━━━ Record excerpts

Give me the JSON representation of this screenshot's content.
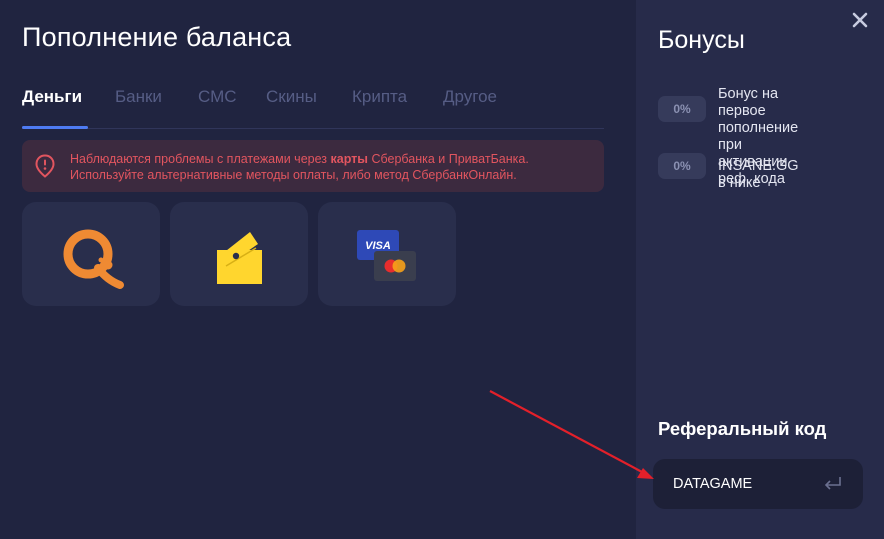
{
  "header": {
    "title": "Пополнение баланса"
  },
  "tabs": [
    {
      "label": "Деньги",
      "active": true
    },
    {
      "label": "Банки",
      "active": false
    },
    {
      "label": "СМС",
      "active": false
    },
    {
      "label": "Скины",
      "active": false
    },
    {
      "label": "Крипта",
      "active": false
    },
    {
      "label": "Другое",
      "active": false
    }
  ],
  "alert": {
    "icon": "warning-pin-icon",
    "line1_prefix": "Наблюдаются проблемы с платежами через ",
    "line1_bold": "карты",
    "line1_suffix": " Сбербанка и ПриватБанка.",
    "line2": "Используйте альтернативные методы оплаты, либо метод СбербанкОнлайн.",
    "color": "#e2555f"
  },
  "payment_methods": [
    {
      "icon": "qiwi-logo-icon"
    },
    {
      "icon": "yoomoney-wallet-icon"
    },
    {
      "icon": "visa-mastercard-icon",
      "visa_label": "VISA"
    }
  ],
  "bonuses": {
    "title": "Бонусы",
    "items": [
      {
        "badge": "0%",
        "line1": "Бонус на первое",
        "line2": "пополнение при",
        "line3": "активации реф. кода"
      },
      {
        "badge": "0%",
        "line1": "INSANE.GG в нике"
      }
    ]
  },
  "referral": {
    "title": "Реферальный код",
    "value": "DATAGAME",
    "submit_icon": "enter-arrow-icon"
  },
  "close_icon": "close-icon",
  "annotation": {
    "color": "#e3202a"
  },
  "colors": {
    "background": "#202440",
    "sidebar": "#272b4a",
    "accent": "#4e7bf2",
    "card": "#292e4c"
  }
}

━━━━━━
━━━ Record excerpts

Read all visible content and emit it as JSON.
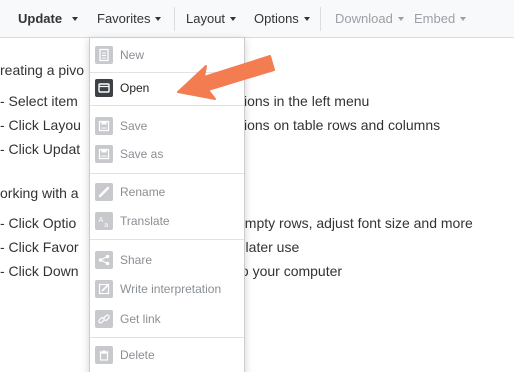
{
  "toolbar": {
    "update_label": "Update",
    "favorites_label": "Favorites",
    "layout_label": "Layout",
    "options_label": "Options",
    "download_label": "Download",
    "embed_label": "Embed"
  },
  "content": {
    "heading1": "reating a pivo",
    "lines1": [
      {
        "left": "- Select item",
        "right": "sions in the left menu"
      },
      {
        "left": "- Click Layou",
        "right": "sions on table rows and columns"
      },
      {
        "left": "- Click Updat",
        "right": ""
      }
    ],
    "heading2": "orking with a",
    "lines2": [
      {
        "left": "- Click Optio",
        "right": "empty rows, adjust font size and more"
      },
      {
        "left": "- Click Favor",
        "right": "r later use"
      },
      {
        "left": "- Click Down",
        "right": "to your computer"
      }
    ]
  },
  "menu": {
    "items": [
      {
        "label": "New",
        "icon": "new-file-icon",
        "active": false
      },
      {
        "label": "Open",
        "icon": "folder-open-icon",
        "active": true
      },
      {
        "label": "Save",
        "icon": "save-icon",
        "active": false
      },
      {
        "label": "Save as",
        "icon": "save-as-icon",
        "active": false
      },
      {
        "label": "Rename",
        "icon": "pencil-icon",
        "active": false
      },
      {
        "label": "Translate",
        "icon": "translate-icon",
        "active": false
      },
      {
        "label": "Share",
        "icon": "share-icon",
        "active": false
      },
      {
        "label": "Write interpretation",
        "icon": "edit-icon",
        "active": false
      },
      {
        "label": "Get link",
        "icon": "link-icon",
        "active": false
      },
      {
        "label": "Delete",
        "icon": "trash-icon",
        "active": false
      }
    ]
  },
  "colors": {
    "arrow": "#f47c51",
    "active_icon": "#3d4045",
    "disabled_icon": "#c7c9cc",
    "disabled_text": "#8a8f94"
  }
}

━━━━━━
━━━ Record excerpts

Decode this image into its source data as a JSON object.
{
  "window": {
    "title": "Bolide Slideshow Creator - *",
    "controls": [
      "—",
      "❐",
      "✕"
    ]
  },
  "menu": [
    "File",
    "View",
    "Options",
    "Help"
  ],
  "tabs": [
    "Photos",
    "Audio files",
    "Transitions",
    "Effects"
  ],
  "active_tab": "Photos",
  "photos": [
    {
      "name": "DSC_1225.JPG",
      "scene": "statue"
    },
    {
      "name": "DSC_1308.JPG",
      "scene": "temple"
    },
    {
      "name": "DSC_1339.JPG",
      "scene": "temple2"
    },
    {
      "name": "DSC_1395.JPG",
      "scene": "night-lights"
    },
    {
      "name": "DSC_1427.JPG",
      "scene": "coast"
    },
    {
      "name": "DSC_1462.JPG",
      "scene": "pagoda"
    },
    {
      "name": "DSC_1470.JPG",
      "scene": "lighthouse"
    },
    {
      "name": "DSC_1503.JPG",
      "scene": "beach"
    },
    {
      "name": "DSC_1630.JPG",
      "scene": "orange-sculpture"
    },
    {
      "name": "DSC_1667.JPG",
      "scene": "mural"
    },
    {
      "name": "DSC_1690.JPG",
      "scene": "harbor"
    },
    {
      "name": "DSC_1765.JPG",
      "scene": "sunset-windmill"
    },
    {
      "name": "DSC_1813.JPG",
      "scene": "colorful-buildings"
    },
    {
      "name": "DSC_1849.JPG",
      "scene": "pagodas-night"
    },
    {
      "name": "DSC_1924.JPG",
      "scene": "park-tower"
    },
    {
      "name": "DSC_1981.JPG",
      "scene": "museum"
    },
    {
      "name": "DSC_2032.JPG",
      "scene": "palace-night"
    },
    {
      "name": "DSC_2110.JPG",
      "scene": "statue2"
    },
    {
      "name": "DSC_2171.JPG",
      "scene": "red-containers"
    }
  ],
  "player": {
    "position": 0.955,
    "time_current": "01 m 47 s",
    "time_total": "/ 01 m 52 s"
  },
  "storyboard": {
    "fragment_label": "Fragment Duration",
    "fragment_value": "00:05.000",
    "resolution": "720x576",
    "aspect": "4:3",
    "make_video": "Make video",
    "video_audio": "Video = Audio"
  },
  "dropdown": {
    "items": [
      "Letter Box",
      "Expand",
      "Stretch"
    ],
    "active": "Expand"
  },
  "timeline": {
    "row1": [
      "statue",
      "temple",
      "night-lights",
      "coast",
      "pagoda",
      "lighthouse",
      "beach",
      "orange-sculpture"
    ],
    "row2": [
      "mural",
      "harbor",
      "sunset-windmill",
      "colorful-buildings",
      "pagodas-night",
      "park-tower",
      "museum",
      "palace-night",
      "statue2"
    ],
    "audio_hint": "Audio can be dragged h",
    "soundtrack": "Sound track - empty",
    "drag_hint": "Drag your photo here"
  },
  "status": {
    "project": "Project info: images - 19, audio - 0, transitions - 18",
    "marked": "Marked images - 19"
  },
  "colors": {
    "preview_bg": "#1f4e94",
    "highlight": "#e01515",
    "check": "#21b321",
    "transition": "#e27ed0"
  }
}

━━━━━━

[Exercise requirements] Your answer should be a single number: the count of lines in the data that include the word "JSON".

[Response box] 3